• Exercise aim: Copy all of the data that follows without altering a word.

• Provided records:
......

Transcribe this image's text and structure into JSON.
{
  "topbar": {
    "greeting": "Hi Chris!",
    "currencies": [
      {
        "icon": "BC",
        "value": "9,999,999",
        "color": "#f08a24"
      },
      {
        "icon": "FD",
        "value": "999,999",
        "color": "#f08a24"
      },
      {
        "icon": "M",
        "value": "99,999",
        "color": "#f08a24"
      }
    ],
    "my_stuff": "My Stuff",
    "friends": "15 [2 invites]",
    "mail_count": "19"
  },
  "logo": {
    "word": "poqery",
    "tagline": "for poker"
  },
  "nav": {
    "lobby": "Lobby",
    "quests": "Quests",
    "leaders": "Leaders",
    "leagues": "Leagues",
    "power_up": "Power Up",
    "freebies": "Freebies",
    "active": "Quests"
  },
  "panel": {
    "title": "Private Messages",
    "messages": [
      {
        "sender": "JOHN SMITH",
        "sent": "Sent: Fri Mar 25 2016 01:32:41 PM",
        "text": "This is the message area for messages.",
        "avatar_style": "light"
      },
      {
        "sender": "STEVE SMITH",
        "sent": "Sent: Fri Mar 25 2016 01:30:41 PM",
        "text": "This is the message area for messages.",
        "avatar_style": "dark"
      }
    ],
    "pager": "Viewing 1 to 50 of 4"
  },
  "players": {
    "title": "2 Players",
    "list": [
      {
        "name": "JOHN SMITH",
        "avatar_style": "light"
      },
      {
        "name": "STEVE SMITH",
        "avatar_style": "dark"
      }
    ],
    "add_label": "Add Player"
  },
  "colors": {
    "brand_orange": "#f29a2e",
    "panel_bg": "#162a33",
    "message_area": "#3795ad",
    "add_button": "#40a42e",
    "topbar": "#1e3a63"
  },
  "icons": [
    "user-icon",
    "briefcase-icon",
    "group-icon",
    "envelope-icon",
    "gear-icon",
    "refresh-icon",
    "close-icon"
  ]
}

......

• Written answer:
Transcribe this image's text and structure into JSON.
{
  "topbar": {
    "greeting": "Hi Chris!",
    "currencies": [
      {
        "icon": "BC",
        "value": "9,999,999",
        "color": "#f08a24"
      },
      {
        "icon": "FD",
        "value": "999,999",
        "color": "#f08a24"
      },
      {
        "icon": "M",
        "value": "99,999",
        "color": "#f08a24"
      }
    ],
    "my_stuff": "My Stuff",
    "friends": "15 [2 invites]",
    "mail_count": "19"
  },
  "logo": {
    "word": "poqery",
    "tagline": "for poker"
  },
  "nav": {
    "lobby": "Lobby",
    "quests": "Quests",
    "leaders": "Leaders",
    "leagues": "Leagues",
    "power_up": "Power Up",
    "freebies": "Freebies",
    "active": "Quests"
  },
  "panel": {
    "title": "Private Messages",
    "messages": [
      {
        "sender": "JOHN SMITH",
        "sent": "Sent: Fri Mar 25 2016 01:32:41 PM",
        "text": "This is the message area for messages.",
        "avatar_style": "light"
      },
      {
        "sender": "STEVE SMITH",
        "sent": "Sent: Fri Mar 25 2016 01:30:41 PM",
        "text": "This is the message area for messages.",
        "avatar_style": "dark"
      }
    ],
    "pager": "Viewing 1 to 50 of 4"
  },
  "players": {
    "title": "2 Players",
    "list": [
      {
        "name": "JOHN SMITH",
        "avatar_style": "light"
      },
      {
        "name": "STEVE SMITH",
        "avatar_style": "dark"
      }
    ],
    "add_label": "Add Player"
  },
  "colors": {
    "brand_orange": "#f29a2e",
    "panel_bg": "#162a33",
    "message_area": "#3795ad",
    "add_button": "#40a42e",
    "topbar": "#1e3a63"
  },
  "icons": [
    "user-icon",
    "briefcase-icon",
    "group-icon",
    "envelope-icon",
    "gear-icon",
    "refresh-icon",
    "close-icon"
  ]
}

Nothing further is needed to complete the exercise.